(SOURCE DATA Opens)
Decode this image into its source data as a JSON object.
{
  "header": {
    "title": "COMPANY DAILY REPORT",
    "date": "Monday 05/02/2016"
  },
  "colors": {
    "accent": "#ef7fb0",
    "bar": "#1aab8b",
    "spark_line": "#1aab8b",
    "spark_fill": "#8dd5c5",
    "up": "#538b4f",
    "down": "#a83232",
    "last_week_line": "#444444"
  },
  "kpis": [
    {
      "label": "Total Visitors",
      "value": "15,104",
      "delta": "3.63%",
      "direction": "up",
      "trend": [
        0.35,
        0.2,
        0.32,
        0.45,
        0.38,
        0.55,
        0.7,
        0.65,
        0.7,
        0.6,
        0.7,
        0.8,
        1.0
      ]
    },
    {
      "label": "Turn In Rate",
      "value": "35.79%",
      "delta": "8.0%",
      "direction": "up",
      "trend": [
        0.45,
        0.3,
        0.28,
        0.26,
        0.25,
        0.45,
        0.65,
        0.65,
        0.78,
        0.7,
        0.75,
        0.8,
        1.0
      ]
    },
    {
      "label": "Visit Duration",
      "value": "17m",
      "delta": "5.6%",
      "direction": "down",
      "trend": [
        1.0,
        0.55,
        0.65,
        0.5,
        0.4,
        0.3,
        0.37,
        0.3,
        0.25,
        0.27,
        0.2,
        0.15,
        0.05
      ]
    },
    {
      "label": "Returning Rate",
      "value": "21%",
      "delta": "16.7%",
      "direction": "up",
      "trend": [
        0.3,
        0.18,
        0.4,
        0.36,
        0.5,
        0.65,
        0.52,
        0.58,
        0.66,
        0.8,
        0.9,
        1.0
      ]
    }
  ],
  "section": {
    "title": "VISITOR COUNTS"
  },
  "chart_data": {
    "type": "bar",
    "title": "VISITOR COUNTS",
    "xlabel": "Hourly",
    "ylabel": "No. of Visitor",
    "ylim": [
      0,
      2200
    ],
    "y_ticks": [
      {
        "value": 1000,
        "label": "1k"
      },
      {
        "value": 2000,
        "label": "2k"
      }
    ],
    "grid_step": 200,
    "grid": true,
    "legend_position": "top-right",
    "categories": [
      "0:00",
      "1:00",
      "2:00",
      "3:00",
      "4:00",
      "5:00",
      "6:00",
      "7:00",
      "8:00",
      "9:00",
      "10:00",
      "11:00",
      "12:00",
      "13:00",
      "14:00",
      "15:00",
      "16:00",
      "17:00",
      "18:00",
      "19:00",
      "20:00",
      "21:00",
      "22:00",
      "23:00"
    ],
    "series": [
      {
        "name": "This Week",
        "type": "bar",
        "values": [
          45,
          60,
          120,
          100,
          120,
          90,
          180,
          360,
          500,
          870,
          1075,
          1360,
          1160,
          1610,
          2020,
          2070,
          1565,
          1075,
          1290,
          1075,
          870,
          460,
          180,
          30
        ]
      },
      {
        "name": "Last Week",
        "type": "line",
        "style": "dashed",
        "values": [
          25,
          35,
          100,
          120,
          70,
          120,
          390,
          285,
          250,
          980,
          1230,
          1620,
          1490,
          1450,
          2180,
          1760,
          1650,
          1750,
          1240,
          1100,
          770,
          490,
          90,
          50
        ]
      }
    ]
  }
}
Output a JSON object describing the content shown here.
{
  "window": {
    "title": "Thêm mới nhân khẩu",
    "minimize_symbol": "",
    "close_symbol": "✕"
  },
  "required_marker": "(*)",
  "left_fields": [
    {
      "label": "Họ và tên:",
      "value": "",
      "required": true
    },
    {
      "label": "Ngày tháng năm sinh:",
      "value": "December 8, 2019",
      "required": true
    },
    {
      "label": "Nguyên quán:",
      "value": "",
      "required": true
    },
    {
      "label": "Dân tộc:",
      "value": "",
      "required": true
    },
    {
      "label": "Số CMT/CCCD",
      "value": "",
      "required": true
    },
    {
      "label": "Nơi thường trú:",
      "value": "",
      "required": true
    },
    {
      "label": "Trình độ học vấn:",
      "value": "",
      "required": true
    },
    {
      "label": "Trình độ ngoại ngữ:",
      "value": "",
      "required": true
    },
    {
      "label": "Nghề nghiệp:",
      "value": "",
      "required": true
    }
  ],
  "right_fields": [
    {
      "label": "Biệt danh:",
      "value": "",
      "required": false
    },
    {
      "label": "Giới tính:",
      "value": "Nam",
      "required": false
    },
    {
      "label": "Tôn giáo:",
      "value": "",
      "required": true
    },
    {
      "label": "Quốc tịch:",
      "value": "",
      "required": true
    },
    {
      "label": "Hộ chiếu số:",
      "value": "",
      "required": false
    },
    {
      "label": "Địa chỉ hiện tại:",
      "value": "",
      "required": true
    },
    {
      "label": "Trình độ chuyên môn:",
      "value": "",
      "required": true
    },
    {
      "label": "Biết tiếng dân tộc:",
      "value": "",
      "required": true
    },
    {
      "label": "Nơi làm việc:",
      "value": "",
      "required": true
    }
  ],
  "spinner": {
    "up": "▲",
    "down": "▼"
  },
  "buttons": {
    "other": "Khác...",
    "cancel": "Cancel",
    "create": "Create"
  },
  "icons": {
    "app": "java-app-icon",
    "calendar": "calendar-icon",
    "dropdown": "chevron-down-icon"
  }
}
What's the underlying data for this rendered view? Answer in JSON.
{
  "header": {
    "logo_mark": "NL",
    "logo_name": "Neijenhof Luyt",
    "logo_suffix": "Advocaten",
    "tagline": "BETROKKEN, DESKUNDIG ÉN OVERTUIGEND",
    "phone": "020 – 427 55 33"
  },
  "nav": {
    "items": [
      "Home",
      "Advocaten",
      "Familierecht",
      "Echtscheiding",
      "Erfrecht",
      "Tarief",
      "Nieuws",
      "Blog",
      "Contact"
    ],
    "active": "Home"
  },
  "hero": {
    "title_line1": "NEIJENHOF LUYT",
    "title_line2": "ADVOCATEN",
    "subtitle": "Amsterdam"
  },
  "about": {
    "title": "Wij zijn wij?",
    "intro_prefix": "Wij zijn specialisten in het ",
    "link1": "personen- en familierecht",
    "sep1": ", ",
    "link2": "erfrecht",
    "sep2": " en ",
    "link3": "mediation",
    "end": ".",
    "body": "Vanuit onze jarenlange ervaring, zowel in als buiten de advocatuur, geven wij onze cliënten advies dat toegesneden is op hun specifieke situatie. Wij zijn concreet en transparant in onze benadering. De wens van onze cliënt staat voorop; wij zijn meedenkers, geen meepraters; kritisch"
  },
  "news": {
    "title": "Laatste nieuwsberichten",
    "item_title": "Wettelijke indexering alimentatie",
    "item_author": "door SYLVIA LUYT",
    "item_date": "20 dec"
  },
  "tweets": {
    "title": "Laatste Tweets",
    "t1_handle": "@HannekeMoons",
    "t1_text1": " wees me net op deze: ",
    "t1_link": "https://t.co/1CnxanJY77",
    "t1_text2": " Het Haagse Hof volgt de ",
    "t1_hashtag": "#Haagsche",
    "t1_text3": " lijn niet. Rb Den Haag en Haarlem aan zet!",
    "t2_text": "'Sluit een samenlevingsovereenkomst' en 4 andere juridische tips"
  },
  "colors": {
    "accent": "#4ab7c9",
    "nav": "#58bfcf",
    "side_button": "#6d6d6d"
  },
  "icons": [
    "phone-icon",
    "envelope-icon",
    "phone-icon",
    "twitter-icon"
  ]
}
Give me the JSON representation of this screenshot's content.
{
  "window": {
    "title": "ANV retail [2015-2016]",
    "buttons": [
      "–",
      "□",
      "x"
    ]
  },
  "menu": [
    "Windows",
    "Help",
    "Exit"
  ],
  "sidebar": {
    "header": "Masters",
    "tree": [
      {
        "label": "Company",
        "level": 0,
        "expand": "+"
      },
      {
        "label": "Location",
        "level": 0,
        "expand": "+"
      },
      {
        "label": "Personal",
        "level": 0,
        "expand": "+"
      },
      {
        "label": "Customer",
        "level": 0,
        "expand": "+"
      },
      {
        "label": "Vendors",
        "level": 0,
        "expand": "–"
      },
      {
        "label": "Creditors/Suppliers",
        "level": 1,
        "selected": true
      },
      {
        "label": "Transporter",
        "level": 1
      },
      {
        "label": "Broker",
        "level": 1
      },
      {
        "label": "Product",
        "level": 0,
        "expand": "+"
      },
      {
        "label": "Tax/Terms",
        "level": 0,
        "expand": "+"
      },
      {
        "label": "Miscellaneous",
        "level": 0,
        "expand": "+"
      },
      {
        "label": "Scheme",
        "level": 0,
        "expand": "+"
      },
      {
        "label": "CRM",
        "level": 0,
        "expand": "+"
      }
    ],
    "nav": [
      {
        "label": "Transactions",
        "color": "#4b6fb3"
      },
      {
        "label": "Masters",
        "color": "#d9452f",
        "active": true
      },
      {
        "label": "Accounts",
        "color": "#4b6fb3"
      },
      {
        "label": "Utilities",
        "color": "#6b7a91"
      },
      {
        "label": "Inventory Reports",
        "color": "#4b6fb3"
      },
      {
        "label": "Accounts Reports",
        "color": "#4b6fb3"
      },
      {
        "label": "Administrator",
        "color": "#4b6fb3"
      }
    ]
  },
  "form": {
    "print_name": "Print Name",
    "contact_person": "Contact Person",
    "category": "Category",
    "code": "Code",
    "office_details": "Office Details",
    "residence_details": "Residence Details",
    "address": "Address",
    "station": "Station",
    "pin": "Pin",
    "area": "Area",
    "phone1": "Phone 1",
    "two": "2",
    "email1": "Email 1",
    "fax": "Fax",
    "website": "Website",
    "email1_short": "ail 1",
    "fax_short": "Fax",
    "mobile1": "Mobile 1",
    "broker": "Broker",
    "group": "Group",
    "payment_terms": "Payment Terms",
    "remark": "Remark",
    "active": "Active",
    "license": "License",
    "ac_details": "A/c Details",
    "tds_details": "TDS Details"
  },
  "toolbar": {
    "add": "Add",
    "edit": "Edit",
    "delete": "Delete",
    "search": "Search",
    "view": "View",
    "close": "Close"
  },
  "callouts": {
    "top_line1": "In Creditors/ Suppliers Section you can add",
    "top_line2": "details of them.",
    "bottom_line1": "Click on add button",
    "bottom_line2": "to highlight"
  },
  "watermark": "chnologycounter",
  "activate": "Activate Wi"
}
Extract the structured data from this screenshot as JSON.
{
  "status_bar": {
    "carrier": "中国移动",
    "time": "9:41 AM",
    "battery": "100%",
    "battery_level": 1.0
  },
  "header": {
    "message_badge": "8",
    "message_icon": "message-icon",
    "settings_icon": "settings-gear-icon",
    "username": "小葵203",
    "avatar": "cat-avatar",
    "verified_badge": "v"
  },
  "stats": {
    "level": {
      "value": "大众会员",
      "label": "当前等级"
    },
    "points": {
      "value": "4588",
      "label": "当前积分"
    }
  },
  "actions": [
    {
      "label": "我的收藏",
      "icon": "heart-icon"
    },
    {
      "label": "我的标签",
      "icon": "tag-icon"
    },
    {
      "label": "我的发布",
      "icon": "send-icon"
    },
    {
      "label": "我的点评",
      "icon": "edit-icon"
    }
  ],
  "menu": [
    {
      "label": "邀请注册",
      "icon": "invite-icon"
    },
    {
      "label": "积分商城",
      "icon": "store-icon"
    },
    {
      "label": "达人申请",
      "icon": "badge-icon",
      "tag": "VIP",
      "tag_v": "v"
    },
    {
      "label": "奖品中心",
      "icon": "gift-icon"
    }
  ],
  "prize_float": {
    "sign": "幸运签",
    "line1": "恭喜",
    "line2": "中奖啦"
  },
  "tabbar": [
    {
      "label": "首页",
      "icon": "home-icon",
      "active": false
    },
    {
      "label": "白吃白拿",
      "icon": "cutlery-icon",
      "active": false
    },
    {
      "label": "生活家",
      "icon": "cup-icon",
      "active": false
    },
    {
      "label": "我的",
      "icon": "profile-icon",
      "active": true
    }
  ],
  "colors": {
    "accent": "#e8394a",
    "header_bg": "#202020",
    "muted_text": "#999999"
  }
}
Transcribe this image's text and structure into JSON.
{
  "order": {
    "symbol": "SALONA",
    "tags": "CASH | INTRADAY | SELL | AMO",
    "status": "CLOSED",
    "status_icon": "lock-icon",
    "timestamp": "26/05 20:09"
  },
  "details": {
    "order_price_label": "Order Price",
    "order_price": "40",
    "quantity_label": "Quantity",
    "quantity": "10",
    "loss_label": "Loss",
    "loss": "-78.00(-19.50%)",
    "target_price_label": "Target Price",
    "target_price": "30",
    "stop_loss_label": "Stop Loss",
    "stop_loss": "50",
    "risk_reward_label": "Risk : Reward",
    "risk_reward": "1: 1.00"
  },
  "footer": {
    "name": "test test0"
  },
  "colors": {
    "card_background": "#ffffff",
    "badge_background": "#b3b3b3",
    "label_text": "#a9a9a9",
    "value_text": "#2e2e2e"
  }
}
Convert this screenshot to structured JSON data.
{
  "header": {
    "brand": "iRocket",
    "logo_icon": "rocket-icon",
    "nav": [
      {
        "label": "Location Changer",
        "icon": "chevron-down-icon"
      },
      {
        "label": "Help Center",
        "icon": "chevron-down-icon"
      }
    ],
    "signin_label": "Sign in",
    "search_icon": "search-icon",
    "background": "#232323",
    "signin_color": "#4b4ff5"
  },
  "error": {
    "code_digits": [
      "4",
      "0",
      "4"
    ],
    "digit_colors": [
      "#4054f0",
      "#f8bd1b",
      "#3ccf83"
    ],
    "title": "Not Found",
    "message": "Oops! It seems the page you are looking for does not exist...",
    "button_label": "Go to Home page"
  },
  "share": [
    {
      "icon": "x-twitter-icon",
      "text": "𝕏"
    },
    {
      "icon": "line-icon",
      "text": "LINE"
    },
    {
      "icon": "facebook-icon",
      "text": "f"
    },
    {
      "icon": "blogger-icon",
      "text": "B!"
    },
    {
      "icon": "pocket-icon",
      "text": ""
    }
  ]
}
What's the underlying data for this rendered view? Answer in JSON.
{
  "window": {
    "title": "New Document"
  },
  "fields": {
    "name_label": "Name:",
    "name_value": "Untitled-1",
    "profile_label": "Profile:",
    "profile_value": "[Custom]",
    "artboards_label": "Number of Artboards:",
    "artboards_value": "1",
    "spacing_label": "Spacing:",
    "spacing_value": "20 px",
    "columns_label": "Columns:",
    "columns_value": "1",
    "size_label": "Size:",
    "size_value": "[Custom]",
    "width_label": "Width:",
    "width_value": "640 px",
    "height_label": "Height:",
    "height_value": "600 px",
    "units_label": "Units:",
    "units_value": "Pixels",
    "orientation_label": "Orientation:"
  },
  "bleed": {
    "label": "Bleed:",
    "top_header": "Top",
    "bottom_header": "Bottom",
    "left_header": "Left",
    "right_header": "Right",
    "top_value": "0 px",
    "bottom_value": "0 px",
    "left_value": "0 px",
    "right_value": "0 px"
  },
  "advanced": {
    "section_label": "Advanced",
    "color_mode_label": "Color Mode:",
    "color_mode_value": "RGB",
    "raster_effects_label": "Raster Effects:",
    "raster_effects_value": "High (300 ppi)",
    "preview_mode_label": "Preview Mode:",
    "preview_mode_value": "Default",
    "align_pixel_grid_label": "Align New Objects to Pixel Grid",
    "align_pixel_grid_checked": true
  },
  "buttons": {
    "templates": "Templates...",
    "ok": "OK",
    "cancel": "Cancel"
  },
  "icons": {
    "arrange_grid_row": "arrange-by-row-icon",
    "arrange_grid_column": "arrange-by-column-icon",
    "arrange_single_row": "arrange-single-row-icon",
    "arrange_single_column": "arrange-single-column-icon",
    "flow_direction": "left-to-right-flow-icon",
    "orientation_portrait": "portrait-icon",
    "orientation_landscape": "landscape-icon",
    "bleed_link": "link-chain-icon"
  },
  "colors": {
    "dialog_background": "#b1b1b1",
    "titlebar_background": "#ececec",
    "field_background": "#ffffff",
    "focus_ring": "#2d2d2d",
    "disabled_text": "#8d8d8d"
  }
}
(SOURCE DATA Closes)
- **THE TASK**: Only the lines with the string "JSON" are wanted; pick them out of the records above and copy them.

- **RESPONSE**:
Decode this image into its source data as a JSON object.
Output a JSON object describing the content shown here.
What's the underlying data for this rendered view? Answer in JSON.
Give me the JSON representation of this screenshot's content.
Extract the structured data from this screenshot as JSON.
Transcribe this image's text and structure into JSON.
Convert this screenshot to structured JSON data.
What's the underlying data for this rendered view? Answer in JSON.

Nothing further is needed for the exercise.